**Records from a data source**
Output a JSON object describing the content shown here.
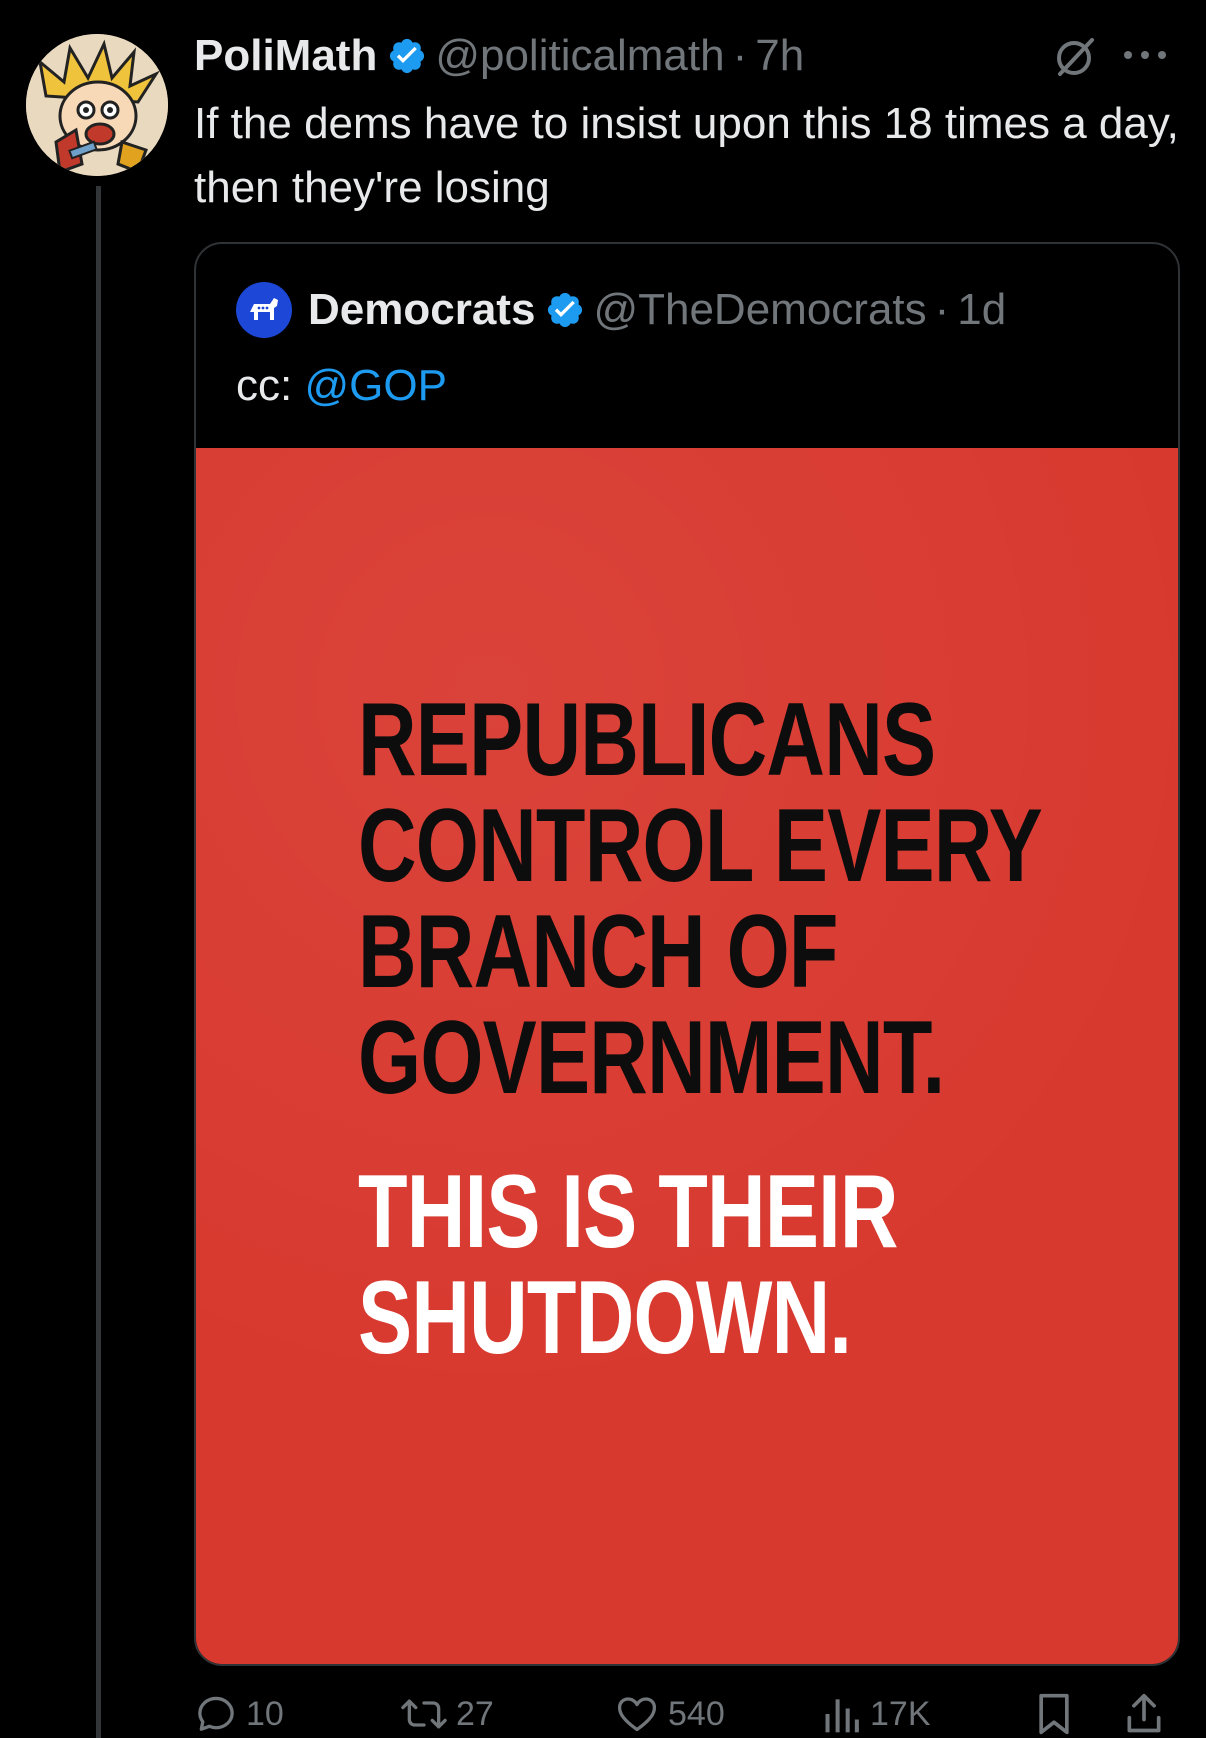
{
  "post": {
    "author": {
      "display_name": "PoliMath",
      "handle": "@politicalmath",
      "separator": "·",
      "time": "7h"
    },
    "text": "If the dems have to insist upon this 18 times a day, then they're losing"
  },
  "quoted_post": {
    "author": {
      "display_name": "Democrats",
      "handle": "@TheDemocrats",
      "separator": "·",
      "time": "1d"
    },
    "text_prefix": "cc: ",
    "mention": "@GOP",
    "image": {
      "lines_black": [
        "REPUBLICANS",
        "CONTROL EVERY",
        "BRANCH OF",
        "GOVERNMENT."
      ],
      "lines_white": [
        "THIS IS THEIR",
        "SHUTDOWN."
      ]
    }
  },
  "actions": {
    "replies": "10",
    "reposts": "27",
    "likes": "540",
    "views": "17K"
  },
  "colors": {
    "background": "#000000",
    "text_primary": "#e7e9ea",
    "text_secondary": "#71767b",
    "link": "#1d9bf0",
    "verified": "#1d9bf0",
    "poster_red": "#d8392f"
  },
  "icons": {
    "verified": "verified-badge-icon",
    "grok": "grok-icon",
    "more": "more-options-icon",
    "reply": "reply-icon",
    "repost": "repost-icon",
    "like": "heart-icon",
    "views": "views-icon",
    "bookmark": "bookmark-icon",
    "share": "share-icon"
  }
}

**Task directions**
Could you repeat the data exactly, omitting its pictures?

**Answer to the problem**
Output a JSON object describing the content shown here.
{
  "post": {
    "author": {
      "display_name": "PoliMath",
      "handle": "@politicalmath",
      "separator": "·",
      "time": "7h"
    },
    "text": "If the dems have to insist upon this 18 times a day, then they're losing"
  },
  "quoted_post": {
    "author": {
      "display_name": "Democrats",
      "handle": "@TheDemocrats",
      "separator": "·",
      "time": "1d"
    },
    "text_prefix": "cc: ",
    "mention": "@GOP",
    "image": {
      "lines_black": [
        "REPUBLICANS",
        "CONTROL EVERY",
        "BRANCH OF",
        "GOVERNMENT."
      ],
      "lines_white": [
        "THIS IS THEIR",
        "SHUTDOWN."
      ]
    }
  },
  "actions": {
    "replies": "10",
    "reposts": "27",
    "likes": "540",
    "views": "17K"
  },
  "colors": {
    "background": "#000000",
    "text_primary": "#e7e9ea",
    "text_secondary": "#71767b",
    "link": "#1d9bf0",
    "verified": "#1d9bf0",
    "poster_red": "#d8392f"
  },
  "icons": {
    "verified": "verified-badge-icon",
    "grok": "grok-icon",
    "more": "more-options-icon",
    "reply": "reply-icon",
    "repost": "repost-icon",
    "like": "heart-icon",
    "views": "views-icon",
    "bookmark": "bookmark-icon",
    "share": "share-icon"
  }
}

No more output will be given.